The bank’s fourth quarter results, released today, show that Citi’s US-based Securities and Banking business achieved a 22% increase in revenues last year and that Citi’s European-based Securities and Banking business achieved a 14% decline in revenues over the same period.
That revenue decline seems to have had an impact on profitability. Citi’s doesn’t break out regional profits in securities and banking specifically, but across its broader ‘Institutional Clients Group’ (which includes commercial banking as well as investment banking), profits in Europe, the Middle East and Africa (EMEA) fell by 2% while profits in North America rose by 89% year-on-year in 2013.

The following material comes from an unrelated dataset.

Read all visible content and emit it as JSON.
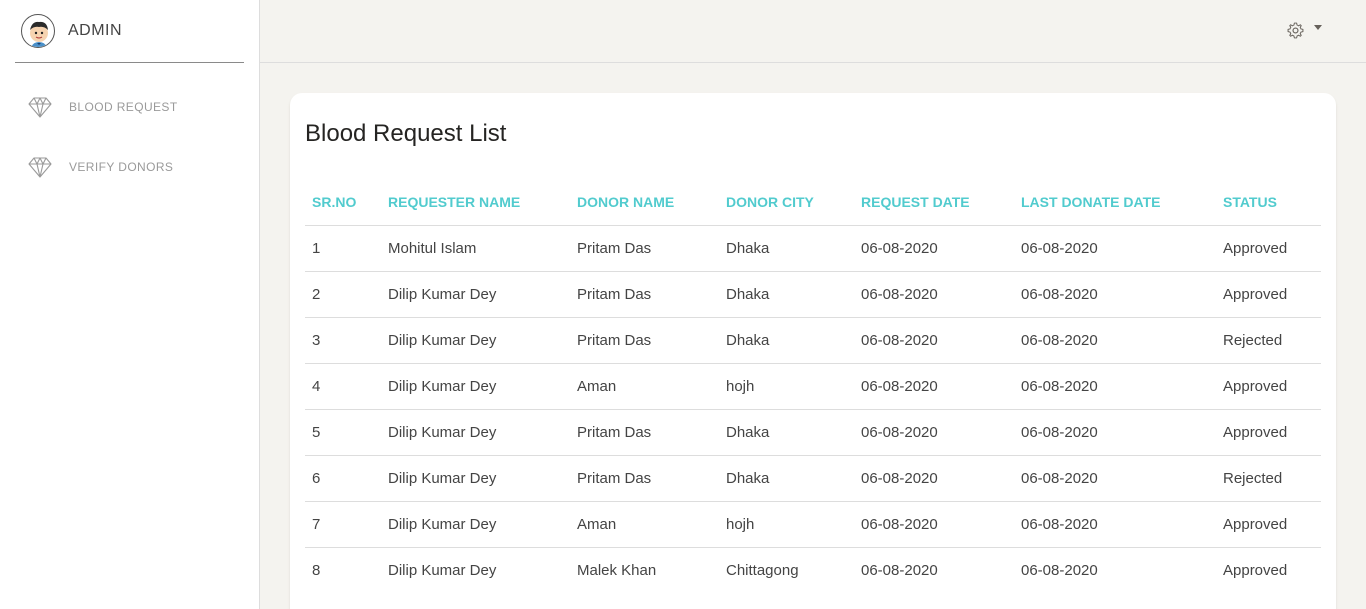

Citi hired all sorts of people in London over the past 12 months, adding 108 registered people between October and December alone. In a poor revenue environment, all that hiring is likely to have taken its toll on profitability – particularly as Citi is one of London’s best payers when it comes to risk taking and managerial staff. The most recently available figures (for 2012) revealed that Citi pays salaries averaging £603k to non-executive level risk takers in London, making it a lot more generous than rival banks.